People develop Crohn’s disease between the ages of 15 and 35, although the disease can occur at any age.
– Pain areas: in the abdomen, joints, lower abdomen.
– Pain types: can be mild or severe.
– Abdominal: cramping or tenderness.
– Gastrointestinal: blood in stool, bowel obstruction, diarrhoea, nausea, vomiting, or flatulence.
– Whole body: fatigue, loss of appetite or fever.
– Also common: anal fissure, weight loss, depression, mouth ulcer or skin tags.
The symptom of the disease varies, depending on where the disease and its severity is. This implies that every patient with Crohn’s disease experiences the disease differently. This chronic inflammation is what causes the signs of Crohn’s disease.
Although there are many theories about what causes the disease, the exact cause is still unknown. Previously, diet and stress were presumed as the primary causes, but now doctors know that these factors may aggravate and not cause the disease. However, current thinking is that the Crohn’s disease is a genetic disease caused by abnormal regulation of the immune system. The GI tract frequently gets confronted with bacteria through our diet and environment, consequently causing the disease.
Many factors can contribute to a person’s risk of having Crohn’s disease. But most can be of these categories:
– Genetic predisposition– Genes play an important role. Crohn’s is more common in people who have family members with the disease.
– Environmental factors– These factors may help trigger Crohn’s disease. Associated environmental factors may include any of the following: microbes such as bacteria, or viruses, cigarette smoke or other substances that are still unknown.
There’s no firm evidence that what you eat actually causes this inflammatory bowel disease. Therefore, it is diagnosed using a number of tests so as to distinguish it from other gastrointestinal conditions. These tests include- endoscopy, stool tests, blood tests, Barium X-ray (small bowel series) X-rays are often taken for either the upper or lower intestine CT scan, and MRI.
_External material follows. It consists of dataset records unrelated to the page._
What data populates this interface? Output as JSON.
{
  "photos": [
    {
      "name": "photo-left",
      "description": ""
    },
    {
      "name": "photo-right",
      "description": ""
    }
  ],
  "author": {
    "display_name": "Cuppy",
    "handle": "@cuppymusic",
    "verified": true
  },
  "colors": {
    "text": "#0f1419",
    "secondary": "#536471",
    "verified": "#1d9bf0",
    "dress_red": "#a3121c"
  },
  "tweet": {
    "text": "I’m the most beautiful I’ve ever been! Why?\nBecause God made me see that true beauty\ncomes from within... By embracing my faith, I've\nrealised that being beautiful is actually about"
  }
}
There is no cure for Crohn’s disease, although there are treatments that can help manage the disease by reducing the number of times a patient experiences recurrences. The goals for treatment are also to improve long-term prognosis by limiting complications. And further, to reduce inflammation, relieve symptoms of pain and bleeding and to eliminate nutritional deficiencies.
Medication for Crohn’s disease includes anti- inflammation drugs, steroids and antibiotics. Other than these, there are Nutritional supplements and therapy, immune system suppressors and surgery.
Around 3 in 20 people with Crohn’s have a close relative with the condition; and, if an identical twin has Crohn’s disease, the other twin has a 70 percent chance of having it, too.
Crohn’s disease is like other long term conditions which may affect one’s mood. One may feel more anxious and depressed at times. The pain that a person suffers from may also affect one’s emotions. If your condition starts to get to you, do consider consulting your doctor. Sometimes you may feel helpless about the disease but a few certain changes in your diet and lifestyle may help control your symptoms and lengthen the time between flare-ups.
Edited by Preetika Dubey